EASTER CAMP. The committee of the P.A.Y.C. have decided that the club steamer shall leave Sydney on Thura4oy evening in lieu of Friday morning, to convey members, dunnage, skiffs etc, to the camping ground, the Basin, Broken Bay The commodore's (Mr S Hordern) motor launch will also meet intending campers at the Hawkesbury River station on Friday morning. Communication is able to be maintained with Church Point, Pittwater. EASTER CAMP. (1904, March 12). The Sydney Morning Herald(NSW : 1842 - 1954), p. 12. Retrieved from http://nla.gov.au/nla.news-article14605961

WRECK OF MOTOR LAUNCH. In this matter, Henry James Agar, of New-port, trading as "Agar Bros.," claimed £120 damages from Percy Norton Russell, of 14 .O'Connell-street, Sydney, for alleged negligence. The case for the plaintiff was that he hired a motor launch to the defendant for the purpose of carrying goods from the wharf at Church Point, Pittwater, to a wharf at The Basin, Pittwater. The launch was wrecked, and he suffered loss and damage and the use of the vessel. Mr. Abrahams (instructed by Messrs. A. J. McDonald and Co.) appeared for the plaintiff; and Mr. Hammond (Instructed by Messrs. Makinson and d'Aplee) for the defendant, who denied the alleged negligence. His Honor gave a verdict for the defendant. DISTRICT COURT. (1922, December 20). The Sydney Morning Herald (NSW : 1842 - 1954), p. 8. Retrieved from http://nla.gov.au/nla.news-article16035941

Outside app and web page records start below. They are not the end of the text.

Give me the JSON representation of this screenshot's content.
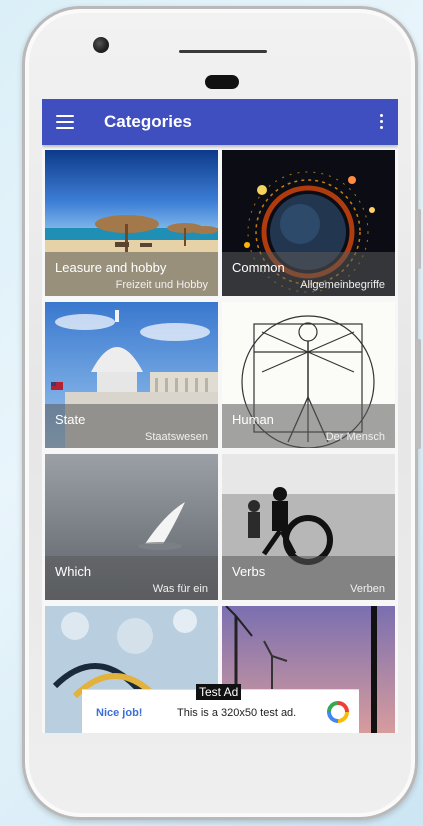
{
  "app": {
    "title": "Categories"
  },
  "categories": [
    {
      "en": "Leasure and hobby",
      "de": "Freizeit und Hobby"
    },
    {
      "en": "Common",
      "de": "Allgemeinbegriffe"
    },
    {
      "en": "State",
      "de": "Staatswesen"
    },
    {
      "en": "Human",
      "de": "Der Mensch"
    },
    {
      "en": "Which",
      "de": "Was für ein"
    },
    {
      "en": "Verbs",
      "de": "Verben"
    },
    {
      "en": "",
      "de": ""
    },
    {
      "en": "",
      "de": ""
    }
  ],
  "ad": {
    "badge": "Test Ad",
    "left_text": "Nice job!",
    "message": "This is a 320x50 test ad."
  },
  "colors": {
    "appbar": "#3f4fbf",
    "accent_link": "#3b6fd8"
  },
  "icons": {
    "menu": "hamburger-menu-icon",
    "overflow": "more-vert-icon",
    "ad_logo": "ad-network-logo-icon"
  }
}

Cartographic Map: 910 : Roche, J. J. Roche's Estate, Bayview, Pittwater [cartographic material] : choice building sites, sheltered from all winds, water frontages : for private sale1910 - 1919. MAP Folder 135, LFSP 2174. Courtesy National Library of Australia.

 'Church Point, Pitt Water, 20 mins n. from Syd.' by A. J. Vogan (Arthur James), ca. 1910 - ca. 1915, Image H82.254/8/29, courtesy State Library of Victoria.

 'Church Point, Pittwater'. Digital Order No. a106164 ca. 1900-1927, Sydney & Ashfield : Broadhurst Post Card Publishers. Courtesy State Library of NSW

Church Point Wharf threads collected and collated by A J Guesdon, 2013. 


 View towards Church Point, Dated: c.1908, Digital ID: 18526_a024_000030, courtesy State Records NSW.

 Church Point wharf with Scotland Island in distance. December, 2012. Picture by A J Guesdon.